  • Ask for alternate flights or a wait-list: This might not be best if it’s a flight you REALLY need but it might be useful to wait for more award seats to open up the closer to the flight.
  • Low-Mileage awards: If your just looking to get somewhere for fun, check out some of the offers for low-mileage trips. For example, Air Canada Aeroplan often offers a round-trip from Calgary to Portland, Oregon for just 15,000 points. Not a bad way to spend a weekend.
  • Far and short: Always try to book seats as far in advance as possible or as close to the departure date as you can. Most people who purchase tickets do so with 30-90 days of departure making it the worst time (usually) to book award seats. Planning far in advance is the best but sometimes looking closer to the departure date is good as well if the plane has extra seats they want to get rid of.
  • Switching things up: Sometimes you may find it best to book an award close to what you really want and then phone to change it to another date or destination. This usually costs $50 or so but might be worth it.
  • Hold please: The amount of time varies between airlines but usually you can hold an award for a few days. For example, you think Hawaii would be a good option and see a great deal but are not sure you can do it. So you call up the agent and put the award on hold, then make the decision in the coming days rather than losing the spot. If you don’t make a decision, you lose the spot but not your points.
  • Alternate cities: When flying to Europe or Asia, it might be best to book a flight to a less popular city. For example, flying into Amsterdam, Barcelona, Frankfurt, Bangkok, Delhi, and Kuala Lumpur is sometimes cheaper and easier to get than more popular routes. Once there, explore the new destination for awhile or take a cheap budget carrier to the city of choice. Note: This strategy does not work well in Africa, the Middle East, the Pacific, or basically anywhere in the rougher developing world.

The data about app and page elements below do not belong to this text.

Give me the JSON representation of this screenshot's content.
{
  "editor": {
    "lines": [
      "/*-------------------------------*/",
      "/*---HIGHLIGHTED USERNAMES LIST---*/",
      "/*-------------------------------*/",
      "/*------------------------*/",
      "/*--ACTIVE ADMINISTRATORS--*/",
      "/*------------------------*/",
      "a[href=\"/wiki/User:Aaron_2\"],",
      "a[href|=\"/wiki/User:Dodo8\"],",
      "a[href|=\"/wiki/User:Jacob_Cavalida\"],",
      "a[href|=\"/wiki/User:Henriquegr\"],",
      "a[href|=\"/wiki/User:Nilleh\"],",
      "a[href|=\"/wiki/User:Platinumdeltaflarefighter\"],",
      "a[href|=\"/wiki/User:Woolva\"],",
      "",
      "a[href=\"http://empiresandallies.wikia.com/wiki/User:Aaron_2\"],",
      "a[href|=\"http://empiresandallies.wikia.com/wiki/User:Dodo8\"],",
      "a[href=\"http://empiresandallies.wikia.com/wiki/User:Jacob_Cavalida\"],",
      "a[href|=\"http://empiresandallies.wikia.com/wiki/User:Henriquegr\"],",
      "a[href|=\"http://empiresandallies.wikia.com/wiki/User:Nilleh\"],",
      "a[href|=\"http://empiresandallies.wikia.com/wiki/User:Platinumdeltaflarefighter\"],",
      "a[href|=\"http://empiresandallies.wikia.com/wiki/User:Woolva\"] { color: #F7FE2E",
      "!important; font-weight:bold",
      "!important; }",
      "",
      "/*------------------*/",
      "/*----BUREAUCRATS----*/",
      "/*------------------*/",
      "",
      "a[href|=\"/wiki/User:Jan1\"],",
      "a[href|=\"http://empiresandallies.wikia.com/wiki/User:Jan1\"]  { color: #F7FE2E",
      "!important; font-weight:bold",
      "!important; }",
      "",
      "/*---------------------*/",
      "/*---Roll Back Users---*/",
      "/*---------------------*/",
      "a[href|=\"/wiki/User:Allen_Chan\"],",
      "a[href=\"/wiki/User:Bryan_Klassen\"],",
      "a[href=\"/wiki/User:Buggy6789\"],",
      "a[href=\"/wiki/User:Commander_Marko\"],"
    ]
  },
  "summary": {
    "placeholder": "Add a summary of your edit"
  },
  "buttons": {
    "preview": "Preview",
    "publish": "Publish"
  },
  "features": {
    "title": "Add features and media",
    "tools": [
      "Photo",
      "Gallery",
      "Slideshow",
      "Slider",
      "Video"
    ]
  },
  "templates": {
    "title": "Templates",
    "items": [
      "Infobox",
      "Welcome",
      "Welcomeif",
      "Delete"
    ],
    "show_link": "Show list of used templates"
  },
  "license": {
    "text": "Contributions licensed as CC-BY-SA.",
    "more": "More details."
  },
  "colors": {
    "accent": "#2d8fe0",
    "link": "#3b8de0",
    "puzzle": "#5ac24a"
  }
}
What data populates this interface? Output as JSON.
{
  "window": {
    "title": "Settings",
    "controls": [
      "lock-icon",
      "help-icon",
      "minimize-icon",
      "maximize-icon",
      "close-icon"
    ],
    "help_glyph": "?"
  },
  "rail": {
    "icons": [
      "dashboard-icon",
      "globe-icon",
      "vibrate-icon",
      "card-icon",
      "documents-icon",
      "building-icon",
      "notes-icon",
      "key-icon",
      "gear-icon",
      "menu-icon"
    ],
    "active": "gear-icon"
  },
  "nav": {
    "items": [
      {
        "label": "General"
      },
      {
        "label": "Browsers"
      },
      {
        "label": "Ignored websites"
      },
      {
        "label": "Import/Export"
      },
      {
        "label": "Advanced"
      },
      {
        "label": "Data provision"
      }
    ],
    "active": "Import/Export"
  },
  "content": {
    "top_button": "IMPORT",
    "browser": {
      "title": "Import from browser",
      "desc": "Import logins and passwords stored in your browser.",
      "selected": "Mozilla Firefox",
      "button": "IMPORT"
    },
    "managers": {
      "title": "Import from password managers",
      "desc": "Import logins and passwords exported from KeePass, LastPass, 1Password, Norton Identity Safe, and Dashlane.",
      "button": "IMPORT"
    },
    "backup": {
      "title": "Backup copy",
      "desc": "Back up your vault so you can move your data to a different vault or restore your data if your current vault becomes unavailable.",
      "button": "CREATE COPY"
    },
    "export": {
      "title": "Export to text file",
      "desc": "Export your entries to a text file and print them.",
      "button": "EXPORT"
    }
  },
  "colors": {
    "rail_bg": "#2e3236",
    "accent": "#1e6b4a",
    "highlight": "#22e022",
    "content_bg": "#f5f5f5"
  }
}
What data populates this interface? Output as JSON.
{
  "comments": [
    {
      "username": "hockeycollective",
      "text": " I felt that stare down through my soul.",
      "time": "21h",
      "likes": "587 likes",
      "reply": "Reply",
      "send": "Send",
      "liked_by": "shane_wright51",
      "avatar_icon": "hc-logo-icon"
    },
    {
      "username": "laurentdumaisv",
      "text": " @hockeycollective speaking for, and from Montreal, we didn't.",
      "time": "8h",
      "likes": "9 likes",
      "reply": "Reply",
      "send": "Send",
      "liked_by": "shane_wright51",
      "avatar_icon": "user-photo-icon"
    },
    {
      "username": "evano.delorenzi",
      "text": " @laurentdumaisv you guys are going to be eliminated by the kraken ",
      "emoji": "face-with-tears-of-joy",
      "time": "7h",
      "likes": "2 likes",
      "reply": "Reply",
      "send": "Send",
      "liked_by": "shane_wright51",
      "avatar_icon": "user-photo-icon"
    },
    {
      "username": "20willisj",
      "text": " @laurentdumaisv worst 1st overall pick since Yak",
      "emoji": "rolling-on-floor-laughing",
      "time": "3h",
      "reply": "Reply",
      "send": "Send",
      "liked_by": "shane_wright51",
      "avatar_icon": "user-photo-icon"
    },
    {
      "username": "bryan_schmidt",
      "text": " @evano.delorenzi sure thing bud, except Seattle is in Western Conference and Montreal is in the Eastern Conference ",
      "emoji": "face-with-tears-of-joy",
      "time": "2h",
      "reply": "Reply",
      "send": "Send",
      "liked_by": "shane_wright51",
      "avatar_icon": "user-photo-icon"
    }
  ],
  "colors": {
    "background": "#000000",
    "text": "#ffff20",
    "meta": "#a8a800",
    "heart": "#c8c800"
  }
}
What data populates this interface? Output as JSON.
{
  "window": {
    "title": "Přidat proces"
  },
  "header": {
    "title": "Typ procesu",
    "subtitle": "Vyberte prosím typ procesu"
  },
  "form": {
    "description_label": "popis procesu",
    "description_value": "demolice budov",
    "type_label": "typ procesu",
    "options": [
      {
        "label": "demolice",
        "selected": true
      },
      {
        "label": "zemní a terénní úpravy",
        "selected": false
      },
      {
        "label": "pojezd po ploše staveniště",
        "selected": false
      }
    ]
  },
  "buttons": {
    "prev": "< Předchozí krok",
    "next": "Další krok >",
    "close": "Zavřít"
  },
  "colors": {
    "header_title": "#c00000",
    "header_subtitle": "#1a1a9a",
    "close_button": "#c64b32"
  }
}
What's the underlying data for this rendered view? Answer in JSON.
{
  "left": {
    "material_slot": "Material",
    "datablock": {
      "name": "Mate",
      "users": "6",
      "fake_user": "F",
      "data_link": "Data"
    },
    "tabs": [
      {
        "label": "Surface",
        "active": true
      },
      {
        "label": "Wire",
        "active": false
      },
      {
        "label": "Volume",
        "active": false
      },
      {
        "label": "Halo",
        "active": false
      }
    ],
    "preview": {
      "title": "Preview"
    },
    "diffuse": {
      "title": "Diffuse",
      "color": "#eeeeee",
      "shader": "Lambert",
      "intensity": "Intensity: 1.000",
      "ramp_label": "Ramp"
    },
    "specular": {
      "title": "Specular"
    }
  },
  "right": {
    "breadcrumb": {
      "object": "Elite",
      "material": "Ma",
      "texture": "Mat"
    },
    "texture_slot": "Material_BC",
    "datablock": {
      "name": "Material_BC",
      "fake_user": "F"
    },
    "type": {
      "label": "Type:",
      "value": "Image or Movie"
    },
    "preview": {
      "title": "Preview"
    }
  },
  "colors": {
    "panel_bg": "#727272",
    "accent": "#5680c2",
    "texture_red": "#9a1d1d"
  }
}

When all Else Fails

If you don’t succeed the first time, try again. As is the case with most big corporations, they have a big call centre with hundreds of agents and each agent is different. Some have more experience so you may need to call back until you luck out with one of the more helpful agents.

Look at partner airlines. Remember to ask your agent to do this. If your using Aeroplan, they are part of the Star Alliance, so you can fly on any Star Alliance carrier if the points work out. Sometimes its better to fly a partner airline rather than the one your calling even if there is availability. When making an international reservation, select “partner airline desk” when prompted. They are usually more knowledgeable than others.

Watch out! Sometimes the agents are based overseas and not in North America at all. This is not always a bad thing but can sometimes result in errors since they are not familiar with our geography. Make sure to double check dates, airlines, and airport codes to make sure your going to the right place!

Check for new routes: Every now and then, airlines add new routes to their business which opens up more options for using points. You can find this out by subscribing to their newsletters.

Note: You may even want to consider different options for destinations. For example, a flight isn’t available to Paris but it is available to Madrid, Spain. You could book this and then just buy a cheap flight to Paris when you get to Spain.

Always show your card: It’s a good idea to show your point card when checking in at airline terminals. It doesn’t always help but it never hurts to show them you are a dedicated customer. Despite not being allowed to earn points on a free trip, it does happen occasionally when you show your card. Make sure to have it on you!

When you’re an elite member, you should call the “elite” numbers. However, even if you’re not, you could try calling this number. Worst case, you get rerouted. Search google (elite phone number + airline) and it should come up. Shh, this is a secret!